  5. Our mice disappeared after a kitten was dumped on our farm. She is the friendliest cat ever, and tries to “help” when we’re working outside.
    She is a real hunter. I’ve seen her stalking crows, an eagle, and last year, during hunting season, she tried to drag my cousin’s deer out of the bed of his truck. She loves it when we hunt pigeons.

  6. i’ve adopted ferals and rescued unwanted kittens to patrol the barn. i have never found one that would sleep in a shelter made for them. they want to be up high looking down. i wouldn’t waste my time making a “house” for them. they are ingenius in finding shelter. some faves around my open barn area…in the wooden cubby hole compartments in the barn aisle, under a wheelbarrow leaned up against the feed building, of course the hay stacks and underneath the storage building. remember it’s important to feed your cats. some people tell me you don’t have to but they may not stay around. my current barn cat is 6 years old.

  7. Where i ride we have 3 barn cats! THe thing is I think my trainers dog is more intrested in chasing the mice then the cats! But my cat at home is a great hunter! I think it pays off to have them exspecley when they r rescued!~m

  8. We have 8 barn cats that hang out around the stables. They have grown up in our barn since they were kittens so they are all as tame as ever and love attention, especially being held. They get along with our horses perfectly and are always showing off the mice they catch to us.

  9. we went from 12 cats at our barn a few years ago, then the cat population dropped to about 5 cats now our cats decided to raise it up to currently 11 cats!

  10. I love barn cats. Most of my eventially like to come to the house once they’re tame, but the feral ones still hang around. I try to catch most to spay & neuter.

  11. it was very insightful i usually hate feral cats but this is a good way for them i also like the little tip on how to give them a din to make their own
    thanks for the article

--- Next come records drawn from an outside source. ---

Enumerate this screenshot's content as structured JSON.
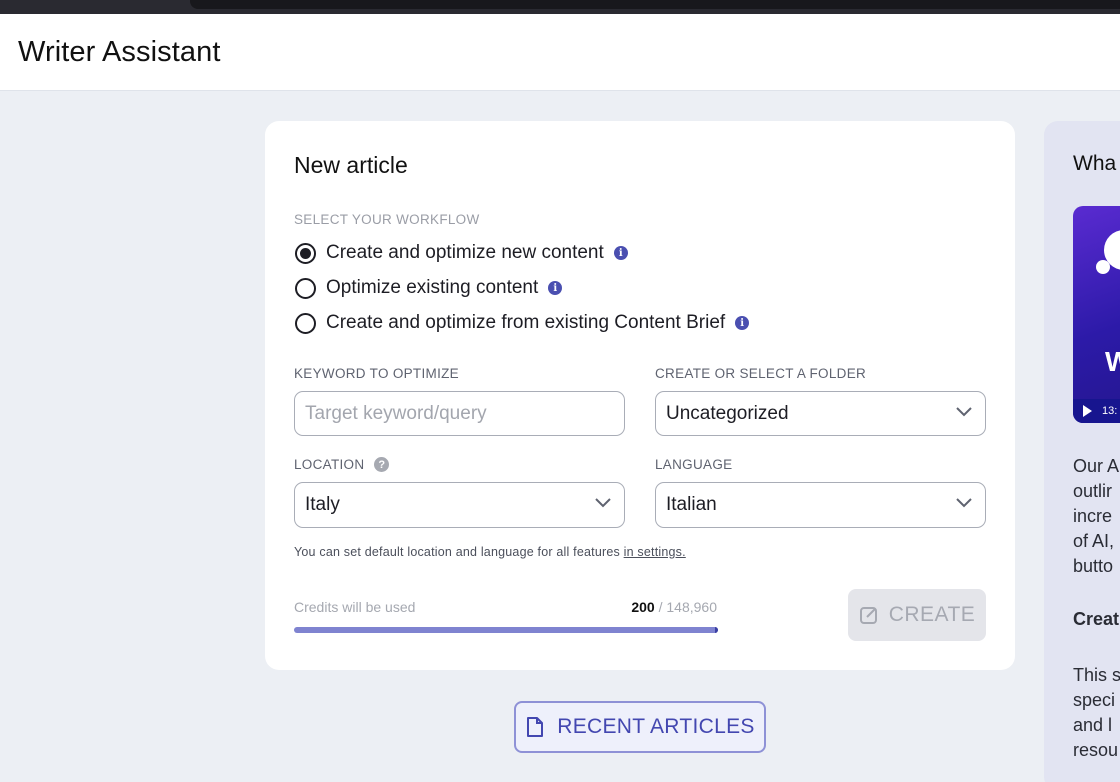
{
  "app": {
    "title": "Writer Assistant"
  },
  "card": {
    "title": "New article",
    "workflow_label": "SELECT YOUR WORKFLOW",
    "workflows": [
      {
        "label": "Create and optimize new content",
        "checked": true
      },
      {
        "label": "Optimize existing content",
        "checked": false
      },
      {
        "label": "Create and optimize from existing Content Brief",
        "checked": false
      }
    ],
    "keyword": {
      "label": "KEYWORD TO OPTIMIZE",
      "placeholder": "Target keyword/query",
      "value": ""
    },
    "folder": {
      "label": "CREATE OR SELECT A FOLDER",
      "value": "Uncategorized"
    },
    "location": {
      "label": "LOCATION",
      "value": "Italy"
    },
    "language": {
      "label": "LANGUAGE",
      "value": "Italian"
    },
    "note": {
      "text": "You can set default location and language for all features ",
      "link": "in settings."
    },
    "credits": {
      "label": "Credits will be used",
      "used": "200",
      "total": "/ 148,960"
    },
    "create_label": "CREATE"
  },
  "recent_label": "RECENT ARTICLES",
  "side": {
    "title": "Wha",
    "video_letter": "W",
    "video_time": "13:",
    "lines": [
      "Our A",
      "outlir",
      "incre",
      "of AI,",
      "butto"
    ],
    "subheading": "Creat",
    "lines2": [
      "This s",
      "speci",
      "and l",
      "resou"
    ]
  },
  "colors": {
    "accent": "#4347b0",
    "progress": "#7f83d0",
    "info": "#4a4fb0"
  }
}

  12. A friend of mine needs to re-locate 3 scared fixed cats from where they are living outside to a safe barn, due to tearing down the building on their property. Are you able to give any advise as to how to find a barn in Ontario that may want to give them a safe barn home?

  13. Super, super article! I manage a feline rescue,www.freeroamingfelineprogram.com near Manitowoc, Wis. and feral Roamers that we placed in horse barns when we first started in ’08, are still “hunting” in their “new” locations. Many farmers and horse barns have run their outdoor felines through our program.

LEAVE A REPLY

Please enter your comment!
Please enter your name here